*Applied Optics*47.34 (2008): n. pag. Web. 09 Sept. 2016.

It should show a curve - what we say is that it is flat but round, like a dinner plate if you like. NOT A GLOBE

ReplyDeleteIt does show a curve, exactly where it should given a Globe Earth of 3959 mile radius.

DeletePlease do a post of equal rigor explaining how the distance to the horizon on your Flat Earth JUST HAPPENS to exactly match what we would expect on a Globe.

Hi. I programmed in JavaScript a simulation of how curvature looks from a given hight, aperture, feld of view and aspect ratio of the image. You can interactively change all parameters with sliders in a large range. You can also compair the globe model with the flat earth model on the same picture. To show the correctness of the calculations, I overlayed the calculated grids onto some real images from high altitudes where all data are known. The grid maches exactly the image. See my blog (in german):

ReplyDeletehttp://walter.bislins.ch/blog/index.asp?page=Flat%2DEarth%3A+Wie+stark+ist+die+Kr%FCmmung+der+Erde%3F

That is pure AWESOME -- I've been thinking about adding such a thing to my calculator: https://flatearthinsanity.blogspot.ca/p/fei-horizon-calculator.html

DeleteYet if you watch the actual video, you can clearly see the horizon bending upwards and downwards as the balloon bobs, which means the horizon is flat as it crosses the center point.

DeleteSorry Junior, you lose, earth is flat.

Next time for some real fun, why don't you pause the video when the horizon is curved upwards to really mess with people's minds. Tell them they actually don't live on earth but live above it...

To think you wasted all this time trying to perpetrate garbage, when all someone has to do is go watch the actual video.

You could just as easily created a scaled flat model that rises forever and watch what happens to the horizon...

DeleteYa junior, world is flat, it can't be hidden. Thermal imaging, reflections, your eyes, all prove it's flat.

Liftin Heavy -- I think you've been hitting the juice too hard.

DeleteI did watch the whole video which is why I proved an in depth analysis of why the specific image I picked is an accurate view of the horizon curvature -- BECAUSE it is BELOW center where the distortion would FLATTEN THE HORIZON, not artificially enhance it.

Analysis which you COMPLETELY and dishonestly ignored and did nothing to counter.

All too typical of uneducated Flat Earthers.

Flat Earth is the perfect way to think you're smart when you're completly uneducated.

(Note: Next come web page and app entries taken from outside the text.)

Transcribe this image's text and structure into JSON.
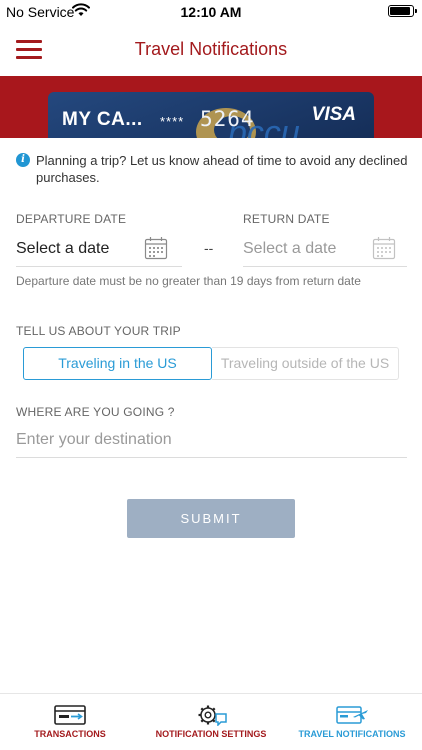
{
  "status_bar": {
    "carrier": "No Service",
    "time": "12:10 AM"
  },
  "nav": {
    "title": "Travel Notifications",
    "menu_icon": "hamburger-menu-icon"
  },
  "card": {
    "name": "MY CA...",
    "masked": "****",
    "last_digits": "5264",
    "network": "VISA",
    "logo_text": "pccu"
  },
  "info": {
    "icon": "info-icon",
    "text": "Planning a trip? Let us know ahead of time to avoid any declined purchases."
  },
  "dates": {
    "departure_label": "DEPARTURE DATE",
    "departure_value": "Select a date",
    "separator": "--",
    "return_label": "RETURN DATE",
    "return_value": "Select a date",
    "calendar_icon": "calendar-icon",
    "hint": "Departure date must be no greater than 19 days from return date"
  },
  "trip": {
    "label": "TELL US ABOUT YOUR TRIP",
    "options": [
      "Traveling in the US",
      "Traveling outside of the US"
    ],
    "selected": "Traveling in the US"
  },
  "destination": {
    "label": "WHERE ARE YOU GOING ?",
    "placeholder": "Enter your destination",
    "value": ""
  },
  "submit": {
    "label": "SUBMIT"
  },
  "bottom_tabs": [
    {
      "label": "TRANSACTIONS",
      "icon": "credit-card-icon",
      "active": false
    },
    {
      "label": "NOTIFICATION SETTINGS",
      "icon": "gear-chat-icon",
      "active": false
    },
    {
      "label": "TRAVEL NOTIFICATIONS",
      "icon": "card-plane-icon",
      "active": true
    }
  ],
  "colors": {
    "brand_red": "#a31a1d",
    "accent_blue": "#2a9bd6",
    "submit_disabled": "#9eafc3",
    "tab_inactive_label": "#a31a1d",
    "tab_active_label": "#2a9bd6"
  }
}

DeleteExcellent! I especially like the emphasis on the fact that this is not so called 'proof'. There seems to be a big misunderstanding about what 'proof' is. Proof is for mathematicians and alcoholics, right?

ReplyDeleteDo you think it would be possible to do a similar analysis of high altitude footage, made with one of those 360 degree camera's? Like this one:

360 Degree High-Altitude Balloon Flight - UA ASCEND 2016 Spring

https://www.youtube.com/watch?v=SPtO2hVXbfM

My intuition tells me it should be possible to identify points that are diametrically opposed to each other, and this way you should be able to show that the horizon is not at eye level.

I'm sure you could but the analysis wouldn't be the same because the mathematical model of the lens-system is different than curvilinear or rectilinear. But there is software that does that mapping and I'm sure there are papers published on how to transform to and from that coordinate system.

DeleteFlat Earthers would just say it's fake or "curved lens" and move on -- they aren't interested in evidence or facts.